Thread #105603   Message #2175007
Posted By: Rapparee
19-Oct-07 - 10:44 PM
Thread Name: BS: Poems that speak to you.
Subject: Lyr Add: OLD PROC (Wallace McRae)
by Wallace McRae

Old-timers in the neighborhood
Would bandy words on who was good
At puncher jobs for hours on end when I was just a kid.
They'd get wall-eyed 'n paw and bawl
And swear, "By damn I knowed 'em all.
If'n Josh he wasn't best trailhand, I'll eat my beaver lid!"

"Down and dirty, I'm the dealer.
Old Bob Seward? Best damn peeler
Ever snapped a bronc out, jist give me one he broke."
"Give, you say? That's what I heard.
You're right that Bob's a tough ol' bird.
But better practice cactus pickin' and work on your spur stroke.

Cain't stay astraddle one of his'n
When he pops the plug and goes t' fizzin'
She'll be adios caballo and howdy to the nurse."
They'd move from bickering bronc peelers
To rawhide hands 'n fancy heelers.
"Red Carlin?" "Young Mac Philbrick?" They'd testify and curse.

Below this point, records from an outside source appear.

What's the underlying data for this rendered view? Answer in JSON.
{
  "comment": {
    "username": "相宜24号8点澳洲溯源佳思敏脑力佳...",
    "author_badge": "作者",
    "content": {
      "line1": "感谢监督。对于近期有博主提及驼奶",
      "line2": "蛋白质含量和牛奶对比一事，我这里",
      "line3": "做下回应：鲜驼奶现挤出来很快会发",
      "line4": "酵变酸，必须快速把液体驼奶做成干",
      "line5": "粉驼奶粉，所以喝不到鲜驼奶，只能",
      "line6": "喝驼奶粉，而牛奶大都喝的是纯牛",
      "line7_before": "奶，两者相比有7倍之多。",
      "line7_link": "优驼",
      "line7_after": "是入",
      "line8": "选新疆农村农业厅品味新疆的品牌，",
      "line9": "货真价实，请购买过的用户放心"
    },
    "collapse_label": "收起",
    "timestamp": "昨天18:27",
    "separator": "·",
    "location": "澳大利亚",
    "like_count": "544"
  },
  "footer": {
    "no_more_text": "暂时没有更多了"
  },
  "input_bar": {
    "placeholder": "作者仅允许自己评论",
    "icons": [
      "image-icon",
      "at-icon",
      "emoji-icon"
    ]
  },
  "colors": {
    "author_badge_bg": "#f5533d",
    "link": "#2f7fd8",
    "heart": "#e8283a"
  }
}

They'd analyze Link Taylor's cuttin':
"His bag-splittin' way of calf denuttin'
Is pure askin' for trouble, 'sides he don't cut by the sign."
"You cut your calves by the moon?
Keep on night brandin' and pretty soon
The sheriff'll change yer address and you'll be twistin' hair and twine."

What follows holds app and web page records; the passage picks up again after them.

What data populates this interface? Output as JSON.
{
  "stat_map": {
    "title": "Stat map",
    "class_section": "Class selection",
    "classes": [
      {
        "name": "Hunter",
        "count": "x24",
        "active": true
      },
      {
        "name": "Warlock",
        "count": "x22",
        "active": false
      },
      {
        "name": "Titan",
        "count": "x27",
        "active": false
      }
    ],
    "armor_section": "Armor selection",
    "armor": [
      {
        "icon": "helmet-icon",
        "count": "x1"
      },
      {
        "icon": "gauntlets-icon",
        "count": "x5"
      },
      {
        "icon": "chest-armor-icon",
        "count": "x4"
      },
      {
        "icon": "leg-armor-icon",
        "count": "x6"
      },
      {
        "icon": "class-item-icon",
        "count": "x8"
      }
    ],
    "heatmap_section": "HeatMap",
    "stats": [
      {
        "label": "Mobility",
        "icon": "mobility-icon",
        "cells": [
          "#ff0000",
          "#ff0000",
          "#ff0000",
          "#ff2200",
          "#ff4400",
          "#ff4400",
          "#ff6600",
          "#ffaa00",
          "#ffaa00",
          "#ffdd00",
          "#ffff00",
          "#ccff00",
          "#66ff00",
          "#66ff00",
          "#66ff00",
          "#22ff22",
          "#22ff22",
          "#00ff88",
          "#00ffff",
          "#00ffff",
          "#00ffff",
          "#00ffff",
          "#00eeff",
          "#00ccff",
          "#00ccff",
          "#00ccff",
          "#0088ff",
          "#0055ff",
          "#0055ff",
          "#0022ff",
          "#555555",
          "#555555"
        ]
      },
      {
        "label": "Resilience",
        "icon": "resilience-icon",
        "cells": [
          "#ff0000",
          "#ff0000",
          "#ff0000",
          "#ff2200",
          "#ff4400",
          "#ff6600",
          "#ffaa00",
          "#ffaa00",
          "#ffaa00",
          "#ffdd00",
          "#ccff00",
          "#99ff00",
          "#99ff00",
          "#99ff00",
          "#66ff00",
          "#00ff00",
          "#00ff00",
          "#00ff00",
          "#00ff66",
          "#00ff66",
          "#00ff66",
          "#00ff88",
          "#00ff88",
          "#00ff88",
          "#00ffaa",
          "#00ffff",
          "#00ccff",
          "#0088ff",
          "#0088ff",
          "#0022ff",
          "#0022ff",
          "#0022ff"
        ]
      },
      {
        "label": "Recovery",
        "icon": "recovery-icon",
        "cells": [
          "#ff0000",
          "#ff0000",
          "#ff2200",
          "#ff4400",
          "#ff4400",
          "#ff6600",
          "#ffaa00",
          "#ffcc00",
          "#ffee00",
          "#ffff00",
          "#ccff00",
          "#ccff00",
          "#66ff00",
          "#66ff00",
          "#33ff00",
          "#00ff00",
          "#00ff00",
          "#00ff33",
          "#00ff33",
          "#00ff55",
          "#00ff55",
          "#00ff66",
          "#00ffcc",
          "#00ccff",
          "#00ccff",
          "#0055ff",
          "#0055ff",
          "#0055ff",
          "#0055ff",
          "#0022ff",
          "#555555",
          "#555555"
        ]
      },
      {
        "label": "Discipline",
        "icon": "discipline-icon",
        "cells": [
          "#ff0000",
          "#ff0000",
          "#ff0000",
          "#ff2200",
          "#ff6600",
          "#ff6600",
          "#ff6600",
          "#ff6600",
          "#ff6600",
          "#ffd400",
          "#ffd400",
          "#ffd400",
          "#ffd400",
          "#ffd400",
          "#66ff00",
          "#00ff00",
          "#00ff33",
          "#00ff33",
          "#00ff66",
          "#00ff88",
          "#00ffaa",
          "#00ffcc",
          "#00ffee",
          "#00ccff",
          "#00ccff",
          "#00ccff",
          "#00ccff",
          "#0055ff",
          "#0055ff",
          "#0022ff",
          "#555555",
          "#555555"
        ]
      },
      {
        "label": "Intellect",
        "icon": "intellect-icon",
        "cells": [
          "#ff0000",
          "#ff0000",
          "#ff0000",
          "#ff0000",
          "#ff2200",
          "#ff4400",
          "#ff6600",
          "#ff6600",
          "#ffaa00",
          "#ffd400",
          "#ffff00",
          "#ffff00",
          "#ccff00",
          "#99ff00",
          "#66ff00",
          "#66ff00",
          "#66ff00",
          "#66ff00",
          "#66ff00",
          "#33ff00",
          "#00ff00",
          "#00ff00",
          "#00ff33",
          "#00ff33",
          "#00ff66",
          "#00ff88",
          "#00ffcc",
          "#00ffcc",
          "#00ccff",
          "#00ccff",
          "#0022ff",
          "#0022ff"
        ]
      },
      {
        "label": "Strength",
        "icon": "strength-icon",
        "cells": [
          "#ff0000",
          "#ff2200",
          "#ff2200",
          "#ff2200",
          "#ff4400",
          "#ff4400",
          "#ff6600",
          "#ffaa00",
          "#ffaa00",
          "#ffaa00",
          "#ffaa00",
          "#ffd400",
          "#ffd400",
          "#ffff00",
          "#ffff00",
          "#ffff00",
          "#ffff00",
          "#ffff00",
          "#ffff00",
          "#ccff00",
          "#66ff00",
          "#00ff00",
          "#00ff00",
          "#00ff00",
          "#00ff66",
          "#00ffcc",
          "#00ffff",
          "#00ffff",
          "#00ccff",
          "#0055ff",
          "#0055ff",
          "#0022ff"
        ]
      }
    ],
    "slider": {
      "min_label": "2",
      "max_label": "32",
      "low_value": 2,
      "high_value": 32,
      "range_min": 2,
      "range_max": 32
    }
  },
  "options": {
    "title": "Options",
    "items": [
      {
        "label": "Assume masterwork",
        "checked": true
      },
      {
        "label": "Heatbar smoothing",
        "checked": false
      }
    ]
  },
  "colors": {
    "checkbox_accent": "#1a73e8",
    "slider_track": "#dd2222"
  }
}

On they'd rave and postulate
'Bout who was fair 'n who was great.
As they scratched brands in the hot dust, I'd never say a word.
But in their jousting verbal battle,
Among the boasts and barbs and prattle,
I sat in youthful judgment as they sorted out the herd.

So I came early to understand
The names of every good top hand.
In my scope of country, from hearing tough hands talk.
But when they'd crow and blow and boast
The one name that came up the most
Was a wily wild horse runner they simply called "ol' Proc."

"You boys jist start 'em. I'll stop 'em."
Old Proc'd say and then he'd chop 'em
Off at some escape route. He'd wheel 'n bring them in.
"Proc thinks horse," I'd heard them say,
And finally there came the day .
That I would get to meet this fabled mounted paladin.

My mother's father, John McKay,
Up and said one fine spring day
While I was staying with them, "Minnie, get your bonnet."
"Let's go up by the Castle Rock
'N see some country, visit Proc.
If you're late, I'll be upset. You can bet your life upon it."

He never paused for her reply.
My grandma fussed around and I
Asked grandpa, "Is he the wild horse man?" "That's him," my grandpa said.
As we ricocheted and bounced our way
In a tobacco-stained green Chevrolet
My grandpa told "Proc stories" and chewed and spit and sped.

From all the tales Grandpa told me
I felt like an authority
On this ranahan, Joe Proctor, who came north with Texas cattle.
His wife had been the JO cook.
But Proc had sparked and won and took
Her for his bride. They fought and won the homestead battle.

I couldn't wait to meet Mr. Proc,
Whose peers all praised his ways with stock.
But when his calloused hand gripped mine, surprise hit me in waves.
Those old cowboys who cut no slack
Deemed it unimportant Proc was black,
And wasn't worth a mention that Joe Proctor's folks were slaves.